DATA FOR THE TASK below:
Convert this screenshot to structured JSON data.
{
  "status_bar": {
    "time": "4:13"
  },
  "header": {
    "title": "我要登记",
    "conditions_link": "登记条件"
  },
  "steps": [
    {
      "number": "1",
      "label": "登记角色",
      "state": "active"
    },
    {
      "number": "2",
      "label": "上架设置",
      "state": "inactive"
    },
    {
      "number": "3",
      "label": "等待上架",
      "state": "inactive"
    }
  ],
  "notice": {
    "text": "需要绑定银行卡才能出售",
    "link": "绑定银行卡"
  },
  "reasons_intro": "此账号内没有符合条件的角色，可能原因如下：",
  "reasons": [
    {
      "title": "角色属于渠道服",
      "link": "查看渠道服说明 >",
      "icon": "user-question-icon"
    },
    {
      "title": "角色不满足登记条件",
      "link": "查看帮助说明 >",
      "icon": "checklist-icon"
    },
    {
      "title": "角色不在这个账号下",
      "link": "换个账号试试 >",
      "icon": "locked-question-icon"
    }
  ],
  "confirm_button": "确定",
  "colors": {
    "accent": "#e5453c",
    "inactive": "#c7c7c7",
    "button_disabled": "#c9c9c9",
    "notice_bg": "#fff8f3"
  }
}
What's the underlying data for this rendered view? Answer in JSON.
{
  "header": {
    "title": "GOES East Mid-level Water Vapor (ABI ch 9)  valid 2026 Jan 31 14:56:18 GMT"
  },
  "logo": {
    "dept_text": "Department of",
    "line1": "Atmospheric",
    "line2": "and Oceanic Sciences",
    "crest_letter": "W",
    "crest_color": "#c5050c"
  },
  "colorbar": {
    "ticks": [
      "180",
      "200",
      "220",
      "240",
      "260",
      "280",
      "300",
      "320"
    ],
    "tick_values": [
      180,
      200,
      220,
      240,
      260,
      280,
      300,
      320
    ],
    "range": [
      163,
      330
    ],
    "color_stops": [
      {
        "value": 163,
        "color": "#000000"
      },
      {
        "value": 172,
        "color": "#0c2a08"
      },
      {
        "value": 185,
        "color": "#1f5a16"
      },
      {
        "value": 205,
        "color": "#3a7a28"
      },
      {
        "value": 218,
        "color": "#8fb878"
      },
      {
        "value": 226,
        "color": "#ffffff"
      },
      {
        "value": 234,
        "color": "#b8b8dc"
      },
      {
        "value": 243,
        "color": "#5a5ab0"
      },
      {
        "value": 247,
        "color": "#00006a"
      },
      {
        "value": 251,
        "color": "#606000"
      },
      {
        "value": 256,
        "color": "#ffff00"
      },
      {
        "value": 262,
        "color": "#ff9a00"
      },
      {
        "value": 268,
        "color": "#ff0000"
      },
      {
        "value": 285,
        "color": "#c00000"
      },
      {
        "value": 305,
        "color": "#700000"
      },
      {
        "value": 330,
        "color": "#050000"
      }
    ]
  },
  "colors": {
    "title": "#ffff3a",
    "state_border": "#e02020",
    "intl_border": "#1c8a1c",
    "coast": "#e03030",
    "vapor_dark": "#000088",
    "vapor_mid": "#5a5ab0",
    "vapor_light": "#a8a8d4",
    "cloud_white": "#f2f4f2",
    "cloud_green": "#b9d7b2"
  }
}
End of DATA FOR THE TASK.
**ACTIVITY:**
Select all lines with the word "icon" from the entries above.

**REPLY:**
      "icon": "user-question-icon"
      "icon": "checklist-icon"
      "icon": "locked-question-icon"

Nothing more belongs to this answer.